Argus have been forging their own style of doom-laden heavy metal for a decade now, with three albums already etched into the stone of time.
Given the increasingly long-in-the-tooth status of many doom / heavy metal bands, that makes them comparatively fresh.
But the Pennsylvania group have always projected pathos and had an oaken, seasoned quality about their metal.
They’ve always felt more akin to the old hands of the Maryland doom scene rather than any other upstart US sound.
Much of this will have to do with the presence of ex-Penance singer Brian Balich, whose brass-hard shout has been a vital part of their sound. He leads from the fore on ‘From Fields of Fire’.
The record strikes two positives before even the first minute has passed.
Offering up another gorgeous cover art from the criminally under-utilized Brad Moore, this one features a truly beautiful and alien-looking mindscape.
The band also offer up an intro of richly woven acoustics that swiftly brings ‘Still Life’-era Opeth to mind; not a band one would readily associate with Argus.
Why the dissonance?
Well, while Argus have always achieved very strong songwriting in their niche, diverse sounds and true wealth in dynamics isn’t something you’d associate with them.

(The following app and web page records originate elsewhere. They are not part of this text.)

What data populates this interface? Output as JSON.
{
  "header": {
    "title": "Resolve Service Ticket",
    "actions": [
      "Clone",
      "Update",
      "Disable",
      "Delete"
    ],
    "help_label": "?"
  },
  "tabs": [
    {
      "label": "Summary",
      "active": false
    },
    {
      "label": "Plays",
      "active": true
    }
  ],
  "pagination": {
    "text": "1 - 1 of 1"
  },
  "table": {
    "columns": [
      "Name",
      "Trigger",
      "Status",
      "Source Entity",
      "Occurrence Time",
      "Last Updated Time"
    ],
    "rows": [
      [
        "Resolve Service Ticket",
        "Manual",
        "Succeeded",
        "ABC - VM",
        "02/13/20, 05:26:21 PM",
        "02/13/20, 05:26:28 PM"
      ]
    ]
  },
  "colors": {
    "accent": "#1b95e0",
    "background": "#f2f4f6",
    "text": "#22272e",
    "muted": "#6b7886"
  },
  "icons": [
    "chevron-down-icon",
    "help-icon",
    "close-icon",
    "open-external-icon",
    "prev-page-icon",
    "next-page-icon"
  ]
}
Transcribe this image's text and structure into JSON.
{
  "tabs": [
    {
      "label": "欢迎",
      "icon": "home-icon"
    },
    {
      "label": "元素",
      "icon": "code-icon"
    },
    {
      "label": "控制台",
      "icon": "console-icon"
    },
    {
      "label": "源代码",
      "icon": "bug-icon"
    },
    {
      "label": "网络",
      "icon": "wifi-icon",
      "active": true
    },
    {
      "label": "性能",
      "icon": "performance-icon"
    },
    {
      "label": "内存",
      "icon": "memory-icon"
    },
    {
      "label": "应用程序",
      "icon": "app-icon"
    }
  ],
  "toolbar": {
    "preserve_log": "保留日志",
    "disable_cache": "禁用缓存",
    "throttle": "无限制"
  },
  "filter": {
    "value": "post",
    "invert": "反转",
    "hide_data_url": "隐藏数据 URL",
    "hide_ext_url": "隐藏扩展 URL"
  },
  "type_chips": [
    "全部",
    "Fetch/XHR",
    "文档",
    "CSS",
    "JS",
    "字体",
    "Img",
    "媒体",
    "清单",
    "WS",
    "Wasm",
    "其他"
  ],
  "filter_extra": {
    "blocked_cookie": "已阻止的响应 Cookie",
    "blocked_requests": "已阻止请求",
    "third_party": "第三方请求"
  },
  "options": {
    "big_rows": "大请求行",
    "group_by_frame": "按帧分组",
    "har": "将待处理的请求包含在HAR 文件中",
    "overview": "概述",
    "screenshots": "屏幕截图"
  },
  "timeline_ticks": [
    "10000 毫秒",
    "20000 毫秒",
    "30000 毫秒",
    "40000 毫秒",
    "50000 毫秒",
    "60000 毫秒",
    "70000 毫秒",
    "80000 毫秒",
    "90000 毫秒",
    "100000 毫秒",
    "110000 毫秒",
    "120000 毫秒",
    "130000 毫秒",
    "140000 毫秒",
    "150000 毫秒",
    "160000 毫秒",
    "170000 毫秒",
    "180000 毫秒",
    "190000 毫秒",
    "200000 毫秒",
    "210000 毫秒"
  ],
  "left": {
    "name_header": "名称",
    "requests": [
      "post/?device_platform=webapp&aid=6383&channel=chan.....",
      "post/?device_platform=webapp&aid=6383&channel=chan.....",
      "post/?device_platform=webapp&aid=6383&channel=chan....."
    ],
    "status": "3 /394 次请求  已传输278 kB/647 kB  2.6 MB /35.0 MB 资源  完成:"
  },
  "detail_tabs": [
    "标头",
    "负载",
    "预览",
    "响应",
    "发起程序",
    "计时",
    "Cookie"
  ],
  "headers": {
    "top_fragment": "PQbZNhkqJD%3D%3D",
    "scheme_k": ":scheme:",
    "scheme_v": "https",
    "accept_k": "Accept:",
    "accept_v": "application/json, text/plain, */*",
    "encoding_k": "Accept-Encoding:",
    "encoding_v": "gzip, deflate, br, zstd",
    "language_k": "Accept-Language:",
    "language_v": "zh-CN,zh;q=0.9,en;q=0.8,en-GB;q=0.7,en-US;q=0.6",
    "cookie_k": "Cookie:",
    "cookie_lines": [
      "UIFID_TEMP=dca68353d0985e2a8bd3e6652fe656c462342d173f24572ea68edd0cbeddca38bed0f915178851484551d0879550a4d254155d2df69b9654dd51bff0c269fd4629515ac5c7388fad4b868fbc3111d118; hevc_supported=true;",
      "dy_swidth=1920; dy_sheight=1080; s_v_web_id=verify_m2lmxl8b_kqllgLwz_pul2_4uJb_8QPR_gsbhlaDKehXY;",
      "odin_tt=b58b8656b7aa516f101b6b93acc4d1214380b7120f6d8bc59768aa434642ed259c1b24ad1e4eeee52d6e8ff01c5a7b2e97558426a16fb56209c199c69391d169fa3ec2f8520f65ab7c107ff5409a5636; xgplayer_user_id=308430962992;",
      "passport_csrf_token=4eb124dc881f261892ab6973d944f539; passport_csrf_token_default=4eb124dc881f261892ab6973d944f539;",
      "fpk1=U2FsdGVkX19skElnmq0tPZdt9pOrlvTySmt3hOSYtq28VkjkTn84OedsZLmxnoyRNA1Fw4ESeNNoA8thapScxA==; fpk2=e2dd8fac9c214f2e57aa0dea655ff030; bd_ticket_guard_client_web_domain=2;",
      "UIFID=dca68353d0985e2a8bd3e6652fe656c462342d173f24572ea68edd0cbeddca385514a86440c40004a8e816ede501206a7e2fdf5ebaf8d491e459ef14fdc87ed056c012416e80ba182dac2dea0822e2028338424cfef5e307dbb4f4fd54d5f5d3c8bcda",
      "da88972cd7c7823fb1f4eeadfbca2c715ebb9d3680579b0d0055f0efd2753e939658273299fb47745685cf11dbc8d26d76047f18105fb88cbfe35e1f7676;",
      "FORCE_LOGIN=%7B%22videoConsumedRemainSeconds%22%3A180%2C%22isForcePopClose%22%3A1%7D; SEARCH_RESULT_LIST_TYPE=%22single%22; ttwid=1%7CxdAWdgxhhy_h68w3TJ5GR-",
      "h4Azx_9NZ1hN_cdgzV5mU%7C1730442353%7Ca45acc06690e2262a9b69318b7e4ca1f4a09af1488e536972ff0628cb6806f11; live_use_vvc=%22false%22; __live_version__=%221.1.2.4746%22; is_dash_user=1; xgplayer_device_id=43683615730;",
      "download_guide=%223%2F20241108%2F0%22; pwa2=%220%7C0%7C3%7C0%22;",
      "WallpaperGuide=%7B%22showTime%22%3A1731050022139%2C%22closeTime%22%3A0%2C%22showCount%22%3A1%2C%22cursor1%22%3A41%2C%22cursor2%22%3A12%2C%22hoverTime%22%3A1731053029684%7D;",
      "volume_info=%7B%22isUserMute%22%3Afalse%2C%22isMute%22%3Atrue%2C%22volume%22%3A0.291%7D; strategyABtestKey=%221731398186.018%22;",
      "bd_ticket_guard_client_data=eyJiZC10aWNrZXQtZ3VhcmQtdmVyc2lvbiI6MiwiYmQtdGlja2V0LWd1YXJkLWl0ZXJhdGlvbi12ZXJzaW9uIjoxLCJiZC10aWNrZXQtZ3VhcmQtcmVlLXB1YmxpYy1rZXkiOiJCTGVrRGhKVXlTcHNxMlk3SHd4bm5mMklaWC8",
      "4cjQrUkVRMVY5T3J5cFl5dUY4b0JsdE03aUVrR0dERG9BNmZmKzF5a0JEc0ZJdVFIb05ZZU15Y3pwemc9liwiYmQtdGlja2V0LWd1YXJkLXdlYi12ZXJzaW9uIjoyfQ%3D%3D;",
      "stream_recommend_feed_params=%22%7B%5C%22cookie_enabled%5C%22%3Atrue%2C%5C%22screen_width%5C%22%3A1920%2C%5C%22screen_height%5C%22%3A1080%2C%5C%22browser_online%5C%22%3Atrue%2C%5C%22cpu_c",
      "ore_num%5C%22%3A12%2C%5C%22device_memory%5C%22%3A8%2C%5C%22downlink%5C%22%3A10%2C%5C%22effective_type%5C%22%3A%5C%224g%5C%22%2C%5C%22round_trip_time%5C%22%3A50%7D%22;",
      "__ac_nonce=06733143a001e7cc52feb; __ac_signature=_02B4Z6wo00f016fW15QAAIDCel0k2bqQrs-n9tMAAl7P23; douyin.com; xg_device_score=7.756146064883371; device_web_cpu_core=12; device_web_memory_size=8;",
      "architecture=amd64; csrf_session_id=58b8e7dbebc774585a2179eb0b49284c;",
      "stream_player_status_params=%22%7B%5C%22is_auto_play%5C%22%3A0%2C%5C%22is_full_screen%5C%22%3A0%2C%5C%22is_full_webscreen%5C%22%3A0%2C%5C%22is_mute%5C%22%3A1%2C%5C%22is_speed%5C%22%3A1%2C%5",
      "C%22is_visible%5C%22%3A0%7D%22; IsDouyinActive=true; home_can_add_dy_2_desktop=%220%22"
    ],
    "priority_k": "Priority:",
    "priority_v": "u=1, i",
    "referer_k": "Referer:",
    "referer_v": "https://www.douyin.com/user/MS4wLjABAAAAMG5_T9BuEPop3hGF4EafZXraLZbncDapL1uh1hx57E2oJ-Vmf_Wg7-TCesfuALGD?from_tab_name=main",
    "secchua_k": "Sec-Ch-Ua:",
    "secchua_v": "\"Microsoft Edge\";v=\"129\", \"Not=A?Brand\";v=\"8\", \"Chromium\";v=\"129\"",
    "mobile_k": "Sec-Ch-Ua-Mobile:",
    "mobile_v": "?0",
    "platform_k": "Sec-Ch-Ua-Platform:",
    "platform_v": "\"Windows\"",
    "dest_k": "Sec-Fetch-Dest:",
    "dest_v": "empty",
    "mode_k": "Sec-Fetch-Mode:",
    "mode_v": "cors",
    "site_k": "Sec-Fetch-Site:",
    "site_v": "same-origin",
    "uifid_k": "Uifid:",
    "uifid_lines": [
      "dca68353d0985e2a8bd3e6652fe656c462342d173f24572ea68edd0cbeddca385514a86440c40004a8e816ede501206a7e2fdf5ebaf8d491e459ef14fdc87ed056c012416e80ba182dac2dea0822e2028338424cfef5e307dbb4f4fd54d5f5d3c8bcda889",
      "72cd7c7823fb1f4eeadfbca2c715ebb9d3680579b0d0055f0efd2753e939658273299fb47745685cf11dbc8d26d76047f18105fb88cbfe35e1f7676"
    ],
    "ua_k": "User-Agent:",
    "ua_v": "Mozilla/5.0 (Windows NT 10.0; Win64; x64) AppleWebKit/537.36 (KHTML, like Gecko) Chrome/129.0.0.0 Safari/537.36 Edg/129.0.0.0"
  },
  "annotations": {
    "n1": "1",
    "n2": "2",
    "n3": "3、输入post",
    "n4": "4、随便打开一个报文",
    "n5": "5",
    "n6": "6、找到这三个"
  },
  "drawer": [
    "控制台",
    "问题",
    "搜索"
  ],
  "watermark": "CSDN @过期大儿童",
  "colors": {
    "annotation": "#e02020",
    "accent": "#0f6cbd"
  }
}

On ‘From Fields of Fire’, they go some way to remedying that.
They’ve always been happy to delve into the rich annals of doom-ridden guitar, drawing plenty of inspiration from ‘Lamentations’, ‘‘Nightfall’ and the like.
But opener proper, ‘Devils of Your Time’, shows a dynamism that those records never really attempted. Crunching palm-mutes, a whallop of an “Oogh!”, and some almost fusion-indebted leads leads to a very finely balanced tune, with hints of ambition that drives beyond.
‘As a Thousand Thieves’ is more straight-forward gallop-driven fare, but gives Balloch more space to stretch into the wounded story-telling he does deliver so well. The momentum though, drops somewhat as we enter more desolate, chugging terrain.
This is where the frustration with Argus can sometimes come to the fore.
Having given us a taste of something richer, the more simplistic, almost austere steel they revert to can almost feel like a come-down. It’s something that happens throughout the record.
Then though, isn’t the reversion to chugging doom all the more doomed for that?
Sometimes, like on ‘You Are The Curse’, they hit a metallic stride with those traditional elements that can’t be resisted. It’s such a well-rounded track.
Contrast that then with the almost lugubrious, wonderfully delicate arrangements that launch ‘No Right to Grieve’. Balich hits emotional pay dirt here, emitting passion that just need to be soaked up.
Maybe the somewhat lopsided nature to the songs then is their curse. It still makes for highly engaging listening.
Just like the winged creation on the cover, it sounds like the band are stretching their bonds with their foundations.
The struggle itself makes for something that’s hard to tear the ears from. Colourful and crafted, it pushes the group into more diverse and outright interesting territory.
4 / 5 – Lorcan Archer ::: 31/07/17